With their new album exploring topics such as exploitation, desperation and unrest it almost feels that Lamb Of God have written the soundtrack of 2020. For the band themselves though they felt that this was an important album for other reasons. Grammy Award nominations and being described as ‘one of the most important heavy acts of modern times’ aside they just wanted to deliver an album that felt like it was Lamb Of God.

“It is what we do and it is what we are accustomed to doing,” says lead guitarist Mark Morton when we begin to chat about this self-titled album. “But I have to say we were really excited about doing it. There were some unique conditions, it had been five years so there was a real anticipation for us about the new material and what kind of shape it was going to take. We were talking about what kinds of styles would pop up because we were all really compiling song ideas on our own so there was a lot of material to pick through… there was a lot of raw material.”

Another exciting element for the band this time around was getting to record with new drummer Art Cruz for the first time. “You know we had been playing with Art for a couple of years before we got into any kind of pre-production for this album,” says Morton. “So it was not playing with him that was the new experience, we had worked out all of those transitions and the feel of things on the stage over the past year and a half, but we were excited to be able to write music with him.”

“But yeah when it came to process we worked with Josh Wilbur like we always do,” he continues. “But I think the biggest difference was the way the time was spread out. We started to work on this album while we were still touring with Slayer. We still had a couple of legs left on the Slayer farewell campaign and that was really the reason why it was so long between albums because that tour cycle got extended. So on breaks from that tour Willie, Josh and I would go into a studio somewhere and work for a week and a half on demos for new songs, so we would do that, then head out onto the road again, do that and then on the road again. So we would have this brief pre-production sessions that were like spread out for over a year and that really gave us a lot longer to really sit with the material and let it settle.”

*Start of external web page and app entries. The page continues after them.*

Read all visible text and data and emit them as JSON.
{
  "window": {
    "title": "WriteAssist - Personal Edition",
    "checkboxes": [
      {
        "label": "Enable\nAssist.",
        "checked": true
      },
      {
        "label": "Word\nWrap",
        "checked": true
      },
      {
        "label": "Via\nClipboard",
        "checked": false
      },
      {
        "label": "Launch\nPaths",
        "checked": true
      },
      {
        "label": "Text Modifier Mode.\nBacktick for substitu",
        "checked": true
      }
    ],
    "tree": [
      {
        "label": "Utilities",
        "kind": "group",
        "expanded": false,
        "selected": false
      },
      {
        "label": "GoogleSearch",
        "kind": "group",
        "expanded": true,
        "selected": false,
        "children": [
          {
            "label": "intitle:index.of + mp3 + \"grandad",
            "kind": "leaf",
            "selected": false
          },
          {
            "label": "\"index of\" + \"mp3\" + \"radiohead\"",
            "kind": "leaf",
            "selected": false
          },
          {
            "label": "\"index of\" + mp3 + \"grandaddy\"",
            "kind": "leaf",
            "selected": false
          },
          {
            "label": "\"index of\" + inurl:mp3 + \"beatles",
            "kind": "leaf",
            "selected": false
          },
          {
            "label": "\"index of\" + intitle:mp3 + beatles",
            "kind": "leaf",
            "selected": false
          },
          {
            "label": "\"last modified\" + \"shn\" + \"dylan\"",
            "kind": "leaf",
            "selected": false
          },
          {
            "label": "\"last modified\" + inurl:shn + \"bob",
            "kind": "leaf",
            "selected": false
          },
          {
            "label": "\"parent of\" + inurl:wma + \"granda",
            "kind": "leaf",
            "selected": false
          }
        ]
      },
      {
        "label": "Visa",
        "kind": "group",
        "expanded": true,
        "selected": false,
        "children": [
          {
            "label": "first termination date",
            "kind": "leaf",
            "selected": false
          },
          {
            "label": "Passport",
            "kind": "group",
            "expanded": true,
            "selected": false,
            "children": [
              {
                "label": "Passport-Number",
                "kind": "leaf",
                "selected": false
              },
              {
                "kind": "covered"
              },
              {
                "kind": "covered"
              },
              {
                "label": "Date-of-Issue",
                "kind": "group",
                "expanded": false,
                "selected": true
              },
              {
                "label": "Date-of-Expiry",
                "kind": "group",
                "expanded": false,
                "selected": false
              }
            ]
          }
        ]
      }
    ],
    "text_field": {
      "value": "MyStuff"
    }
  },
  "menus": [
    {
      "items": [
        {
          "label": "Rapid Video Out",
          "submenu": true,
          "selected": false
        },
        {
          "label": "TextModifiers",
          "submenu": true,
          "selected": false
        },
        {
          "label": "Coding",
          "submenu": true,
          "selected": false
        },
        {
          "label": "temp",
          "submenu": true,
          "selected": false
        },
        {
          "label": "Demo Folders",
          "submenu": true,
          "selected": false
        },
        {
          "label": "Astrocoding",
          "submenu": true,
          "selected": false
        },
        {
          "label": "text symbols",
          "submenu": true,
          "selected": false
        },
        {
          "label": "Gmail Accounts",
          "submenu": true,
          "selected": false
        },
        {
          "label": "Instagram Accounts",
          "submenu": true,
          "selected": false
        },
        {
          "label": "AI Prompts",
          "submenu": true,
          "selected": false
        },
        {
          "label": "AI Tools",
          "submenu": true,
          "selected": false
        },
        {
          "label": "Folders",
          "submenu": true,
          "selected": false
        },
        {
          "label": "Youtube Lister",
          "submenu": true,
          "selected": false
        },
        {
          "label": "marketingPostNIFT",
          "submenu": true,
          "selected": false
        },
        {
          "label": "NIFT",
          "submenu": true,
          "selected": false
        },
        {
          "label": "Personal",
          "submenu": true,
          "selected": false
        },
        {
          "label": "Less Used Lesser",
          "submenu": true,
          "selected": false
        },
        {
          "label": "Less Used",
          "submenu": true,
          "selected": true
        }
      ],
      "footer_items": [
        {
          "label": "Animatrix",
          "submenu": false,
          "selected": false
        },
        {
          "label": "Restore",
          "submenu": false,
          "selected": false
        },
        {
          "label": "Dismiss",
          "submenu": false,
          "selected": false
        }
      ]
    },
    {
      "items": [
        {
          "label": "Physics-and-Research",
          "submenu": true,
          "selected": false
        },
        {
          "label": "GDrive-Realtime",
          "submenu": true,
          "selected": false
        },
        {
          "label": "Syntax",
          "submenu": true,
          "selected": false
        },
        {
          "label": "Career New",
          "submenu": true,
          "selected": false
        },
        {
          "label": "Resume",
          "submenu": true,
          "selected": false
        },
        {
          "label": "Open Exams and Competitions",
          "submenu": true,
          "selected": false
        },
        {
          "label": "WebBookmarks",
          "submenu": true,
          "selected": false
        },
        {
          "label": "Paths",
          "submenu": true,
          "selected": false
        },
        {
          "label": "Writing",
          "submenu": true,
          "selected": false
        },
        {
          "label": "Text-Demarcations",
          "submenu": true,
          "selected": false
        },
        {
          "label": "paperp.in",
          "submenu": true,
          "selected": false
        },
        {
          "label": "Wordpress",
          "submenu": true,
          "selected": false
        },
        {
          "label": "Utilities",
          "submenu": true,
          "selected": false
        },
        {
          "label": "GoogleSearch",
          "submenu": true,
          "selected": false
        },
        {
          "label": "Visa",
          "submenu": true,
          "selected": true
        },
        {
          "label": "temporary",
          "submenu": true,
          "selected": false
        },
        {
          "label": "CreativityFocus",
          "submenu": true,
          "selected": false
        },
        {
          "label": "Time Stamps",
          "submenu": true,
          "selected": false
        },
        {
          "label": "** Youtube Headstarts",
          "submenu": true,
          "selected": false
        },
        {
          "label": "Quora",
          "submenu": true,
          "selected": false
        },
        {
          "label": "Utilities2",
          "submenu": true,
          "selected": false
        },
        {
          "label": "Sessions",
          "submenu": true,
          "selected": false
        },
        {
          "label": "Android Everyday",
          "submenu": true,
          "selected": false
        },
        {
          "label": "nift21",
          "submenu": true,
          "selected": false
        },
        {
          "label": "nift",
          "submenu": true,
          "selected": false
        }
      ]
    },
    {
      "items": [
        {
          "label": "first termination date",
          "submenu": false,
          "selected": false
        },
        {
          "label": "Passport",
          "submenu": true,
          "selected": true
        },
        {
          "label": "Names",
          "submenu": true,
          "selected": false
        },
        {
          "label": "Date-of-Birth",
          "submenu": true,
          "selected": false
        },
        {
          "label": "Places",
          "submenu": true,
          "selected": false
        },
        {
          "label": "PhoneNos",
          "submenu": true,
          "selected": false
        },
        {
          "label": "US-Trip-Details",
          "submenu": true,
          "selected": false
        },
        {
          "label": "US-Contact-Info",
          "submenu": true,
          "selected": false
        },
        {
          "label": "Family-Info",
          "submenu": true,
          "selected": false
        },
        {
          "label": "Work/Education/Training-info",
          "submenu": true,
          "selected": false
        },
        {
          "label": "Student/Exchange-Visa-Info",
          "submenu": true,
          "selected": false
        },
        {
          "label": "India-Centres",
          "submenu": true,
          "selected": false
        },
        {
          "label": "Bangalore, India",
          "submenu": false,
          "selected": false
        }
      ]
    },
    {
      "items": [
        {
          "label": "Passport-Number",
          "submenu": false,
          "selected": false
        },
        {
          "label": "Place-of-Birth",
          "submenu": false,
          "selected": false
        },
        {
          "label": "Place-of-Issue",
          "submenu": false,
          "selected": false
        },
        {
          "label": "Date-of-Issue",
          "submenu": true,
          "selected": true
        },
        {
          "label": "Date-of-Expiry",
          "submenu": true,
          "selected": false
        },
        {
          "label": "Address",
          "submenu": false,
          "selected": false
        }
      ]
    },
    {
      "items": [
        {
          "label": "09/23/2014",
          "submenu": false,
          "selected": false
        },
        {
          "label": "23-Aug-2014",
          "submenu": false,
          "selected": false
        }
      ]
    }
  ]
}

“I turn that gave Randy longer with each song,” he explains. “That let him work out the themes that he wanted to attach to each song. That gave him a chance to really write around it and so that really gave us a long view of being able to put all the material together. While that was all born out of necessatity given our tour schedule it really did become an asset and it became an unique part of the album because it was gestated over such a long period of time.”

That leads me to ask whether or not that time period meant that the album also looks at more themes as well. “It’s hard to say,” he says after thinking for a moment. “It is hard to dissect like that because the raw material of the album is kind of collected over that time. It wasn’t like we went five years and then Willie and I were like ‘let’s write songs.’ The ideas were documented over that course of time, so I guess it could be but I haven’t really micro-analysed it like that. I do know though that there were a few influences in there so over that time that may well be the case. I do know that this is a very dynamic album though.”

 

Lamb Of God is out on the June 19th 2020 through Nuclear Blast Records.